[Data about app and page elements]
* * * * * * *
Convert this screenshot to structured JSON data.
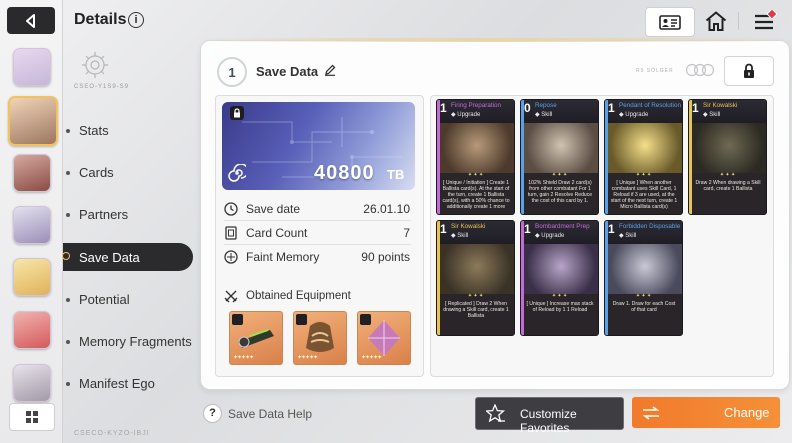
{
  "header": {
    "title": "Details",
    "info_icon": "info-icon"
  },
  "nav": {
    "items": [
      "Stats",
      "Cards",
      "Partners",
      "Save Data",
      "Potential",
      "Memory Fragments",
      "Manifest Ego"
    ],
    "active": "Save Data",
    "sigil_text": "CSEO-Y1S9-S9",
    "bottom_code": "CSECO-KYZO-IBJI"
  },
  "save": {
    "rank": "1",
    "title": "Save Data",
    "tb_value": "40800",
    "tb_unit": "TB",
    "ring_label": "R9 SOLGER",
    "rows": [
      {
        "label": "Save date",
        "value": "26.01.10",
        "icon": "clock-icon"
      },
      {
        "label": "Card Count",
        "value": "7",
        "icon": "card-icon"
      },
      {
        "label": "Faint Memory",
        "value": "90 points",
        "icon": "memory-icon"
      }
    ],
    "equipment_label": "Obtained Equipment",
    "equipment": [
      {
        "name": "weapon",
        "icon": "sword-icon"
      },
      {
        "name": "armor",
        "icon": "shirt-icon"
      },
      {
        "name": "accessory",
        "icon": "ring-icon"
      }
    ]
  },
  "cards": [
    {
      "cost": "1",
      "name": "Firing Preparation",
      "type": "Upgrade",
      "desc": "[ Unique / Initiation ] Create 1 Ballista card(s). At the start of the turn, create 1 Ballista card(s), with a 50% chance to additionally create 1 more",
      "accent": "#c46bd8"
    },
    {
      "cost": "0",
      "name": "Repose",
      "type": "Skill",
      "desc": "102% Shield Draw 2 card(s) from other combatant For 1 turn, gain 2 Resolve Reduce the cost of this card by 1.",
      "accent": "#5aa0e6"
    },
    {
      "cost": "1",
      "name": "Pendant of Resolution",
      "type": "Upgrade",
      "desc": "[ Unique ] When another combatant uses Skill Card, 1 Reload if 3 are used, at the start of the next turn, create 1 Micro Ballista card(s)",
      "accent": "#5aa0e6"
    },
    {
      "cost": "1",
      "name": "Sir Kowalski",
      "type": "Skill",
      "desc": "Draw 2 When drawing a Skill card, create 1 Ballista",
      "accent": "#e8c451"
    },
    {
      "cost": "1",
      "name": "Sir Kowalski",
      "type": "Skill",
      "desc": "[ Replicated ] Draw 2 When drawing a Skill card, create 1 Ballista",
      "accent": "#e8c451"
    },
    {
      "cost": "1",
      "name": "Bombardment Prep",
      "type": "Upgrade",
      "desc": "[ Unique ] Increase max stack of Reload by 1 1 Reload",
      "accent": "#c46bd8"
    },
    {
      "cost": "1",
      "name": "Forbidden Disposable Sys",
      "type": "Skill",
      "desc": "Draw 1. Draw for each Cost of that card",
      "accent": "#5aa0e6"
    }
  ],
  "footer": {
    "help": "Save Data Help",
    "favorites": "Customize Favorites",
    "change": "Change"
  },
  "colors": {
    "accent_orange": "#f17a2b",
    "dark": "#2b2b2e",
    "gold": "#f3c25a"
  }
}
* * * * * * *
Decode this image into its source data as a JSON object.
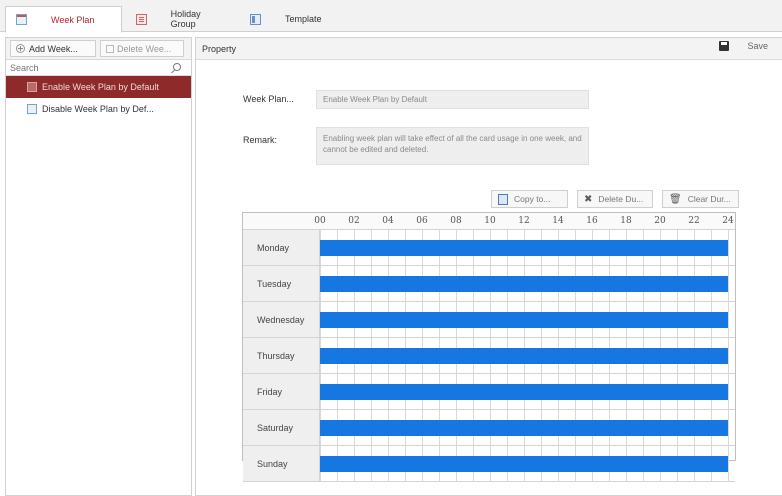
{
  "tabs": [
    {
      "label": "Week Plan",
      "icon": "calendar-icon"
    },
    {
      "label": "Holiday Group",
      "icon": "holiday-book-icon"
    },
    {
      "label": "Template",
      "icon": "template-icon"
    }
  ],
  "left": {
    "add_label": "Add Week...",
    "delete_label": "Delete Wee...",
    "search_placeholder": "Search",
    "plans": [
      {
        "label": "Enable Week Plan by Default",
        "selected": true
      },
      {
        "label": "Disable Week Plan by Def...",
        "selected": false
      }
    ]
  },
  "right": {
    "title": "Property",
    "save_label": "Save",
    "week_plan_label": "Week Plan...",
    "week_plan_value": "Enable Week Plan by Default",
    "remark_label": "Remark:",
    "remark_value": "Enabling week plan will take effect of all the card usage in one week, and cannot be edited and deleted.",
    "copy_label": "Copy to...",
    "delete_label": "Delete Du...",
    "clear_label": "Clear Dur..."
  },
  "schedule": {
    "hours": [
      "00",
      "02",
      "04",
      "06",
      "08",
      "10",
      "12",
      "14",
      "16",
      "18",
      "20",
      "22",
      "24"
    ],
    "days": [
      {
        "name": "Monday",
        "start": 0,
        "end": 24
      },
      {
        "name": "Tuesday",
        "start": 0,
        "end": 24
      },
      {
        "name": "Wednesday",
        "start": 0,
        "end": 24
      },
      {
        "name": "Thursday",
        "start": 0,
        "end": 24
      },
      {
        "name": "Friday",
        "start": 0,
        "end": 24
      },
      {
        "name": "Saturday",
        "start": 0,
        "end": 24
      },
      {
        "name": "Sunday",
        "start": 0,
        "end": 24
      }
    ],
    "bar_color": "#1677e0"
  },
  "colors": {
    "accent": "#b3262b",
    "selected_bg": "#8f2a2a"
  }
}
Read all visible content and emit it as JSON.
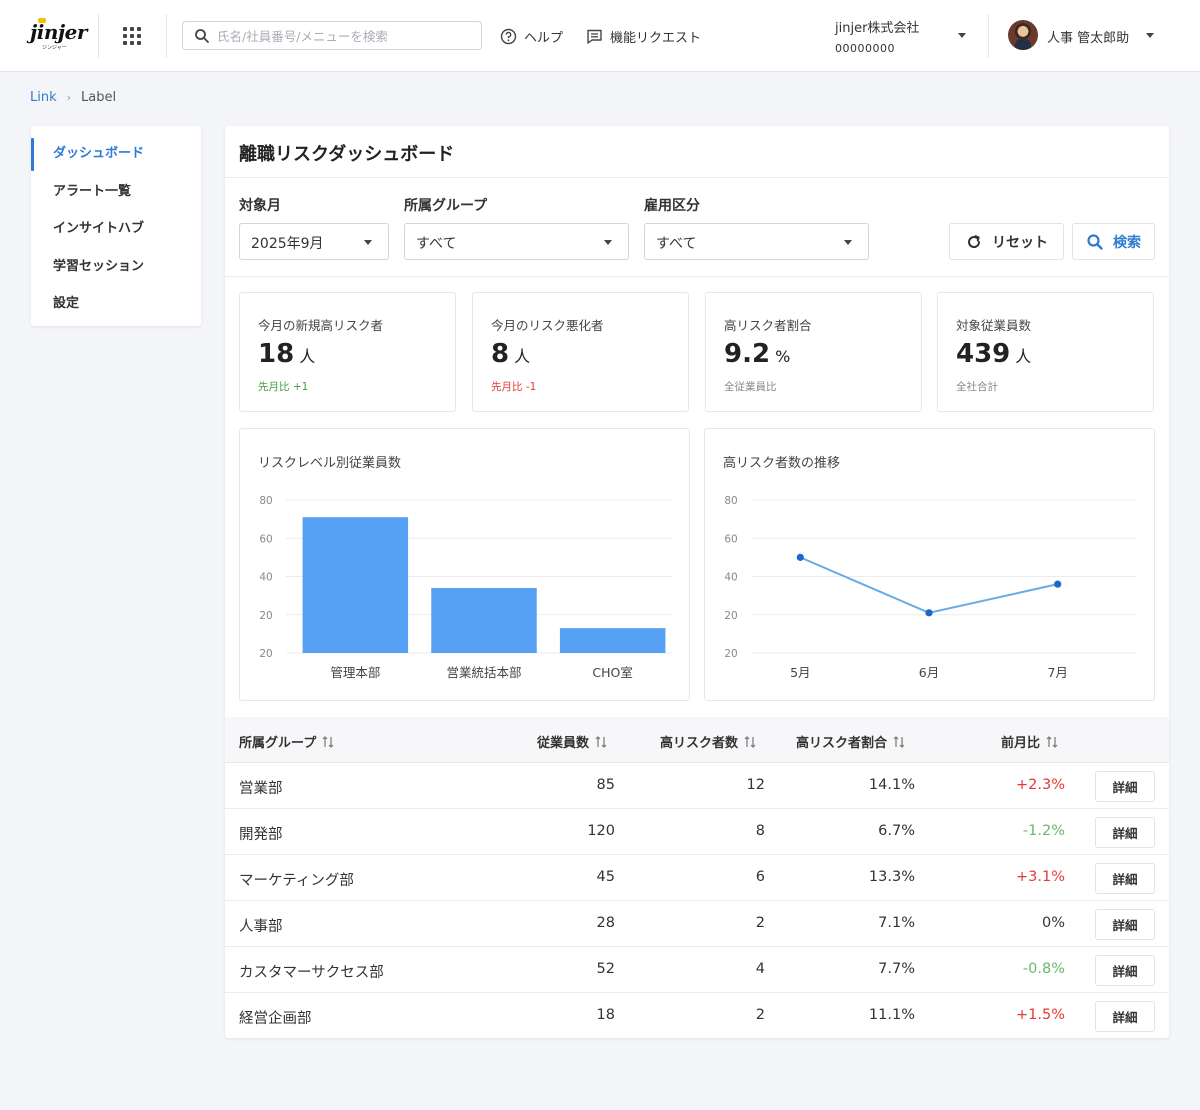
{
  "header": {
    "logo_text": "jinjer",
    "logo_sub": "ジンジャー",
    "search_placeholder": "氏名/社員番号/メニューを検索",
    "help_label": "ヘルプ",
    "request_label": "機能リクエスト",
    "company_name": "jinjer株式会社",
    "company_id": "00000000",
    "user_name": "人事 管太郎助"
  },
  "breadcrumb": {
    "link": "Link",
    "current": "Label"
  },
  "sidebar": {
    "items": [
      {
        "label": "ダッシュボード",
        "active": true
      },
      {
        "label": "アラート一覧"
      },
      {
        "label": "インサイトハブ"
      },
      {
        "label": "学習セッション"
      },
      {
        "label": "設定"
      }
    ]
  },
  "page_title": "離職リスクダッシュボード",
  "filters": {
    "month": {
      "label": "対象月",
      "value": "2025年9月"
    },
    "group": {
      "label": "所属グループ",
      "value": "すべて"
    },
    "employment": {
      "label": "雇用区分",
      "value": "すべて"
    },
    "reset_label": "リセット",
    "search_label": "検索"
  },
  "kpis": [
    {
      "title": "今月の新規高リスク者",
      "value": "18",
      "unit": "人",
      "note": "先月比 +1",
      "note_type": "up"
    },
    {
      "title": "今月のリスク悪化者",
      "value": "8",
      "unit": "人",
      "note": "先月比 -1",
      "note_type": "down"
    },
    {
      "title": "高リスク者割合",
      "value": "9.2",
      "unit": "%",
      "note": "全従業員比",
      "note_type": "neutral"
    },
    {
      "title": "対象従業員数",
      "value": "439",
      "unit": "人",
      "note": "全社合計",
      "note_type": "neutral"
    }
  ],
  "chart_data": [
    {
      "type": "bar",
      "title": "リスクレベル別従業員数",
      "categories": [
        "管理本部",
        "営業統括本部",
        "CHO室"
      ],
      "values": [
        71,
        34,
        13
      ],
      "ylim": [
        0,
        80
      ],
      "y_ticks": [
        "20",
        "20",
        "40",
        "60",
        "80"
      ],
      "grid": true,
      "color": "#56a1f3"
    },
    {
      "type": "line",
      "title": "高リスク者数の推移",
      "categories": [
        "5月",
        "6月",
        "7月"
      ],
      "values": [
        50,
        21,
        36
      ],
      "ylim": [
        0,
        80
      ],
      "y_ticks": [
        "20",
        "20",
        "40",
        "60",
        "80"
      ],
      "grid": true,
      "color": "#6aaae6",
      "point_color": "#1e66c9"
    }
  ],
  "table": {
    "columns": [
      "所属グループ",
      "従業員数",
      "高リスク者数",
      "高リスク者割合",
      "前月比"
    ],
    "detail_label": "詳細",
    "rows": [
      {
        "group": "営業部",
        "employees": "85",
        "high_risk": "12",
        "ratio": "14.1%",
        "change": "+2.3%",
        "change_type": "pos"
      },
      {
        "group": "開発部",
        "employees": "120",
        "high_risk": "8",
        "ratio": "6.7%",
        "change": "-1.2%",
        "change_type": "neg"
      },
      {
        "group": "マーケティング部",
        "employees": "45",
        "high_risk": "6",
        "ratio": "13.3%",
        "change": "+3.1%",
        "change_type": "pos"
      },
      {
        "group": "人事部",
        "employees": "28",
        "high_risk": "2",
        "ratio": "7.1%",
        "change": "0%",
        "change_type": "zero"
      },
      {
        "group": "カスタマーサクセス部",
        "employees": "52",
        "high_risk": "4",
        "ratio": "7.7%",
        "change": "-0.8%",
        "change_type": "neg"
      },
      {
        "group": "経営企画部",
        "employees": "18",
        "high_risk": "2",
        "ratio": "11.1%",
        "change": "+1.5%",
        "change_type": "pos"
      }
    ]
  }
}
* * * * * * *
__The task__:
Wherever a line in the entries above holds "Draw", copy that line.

__Task solution__:
      "desc": "102% Shield Draw 2 card(s) from other combatant For 1 turn, gain 2 Resolve Reduce the cost of this card by 1.",
      "desc": "Draw 2 When drawing a Skill card, create 1 Ballista",
      "desc": "[ Replicated ] Draw 2 When drawing a Skill card, create 1 Ballista",
      "desc": "Draw 1. Draw for each Cost of that card",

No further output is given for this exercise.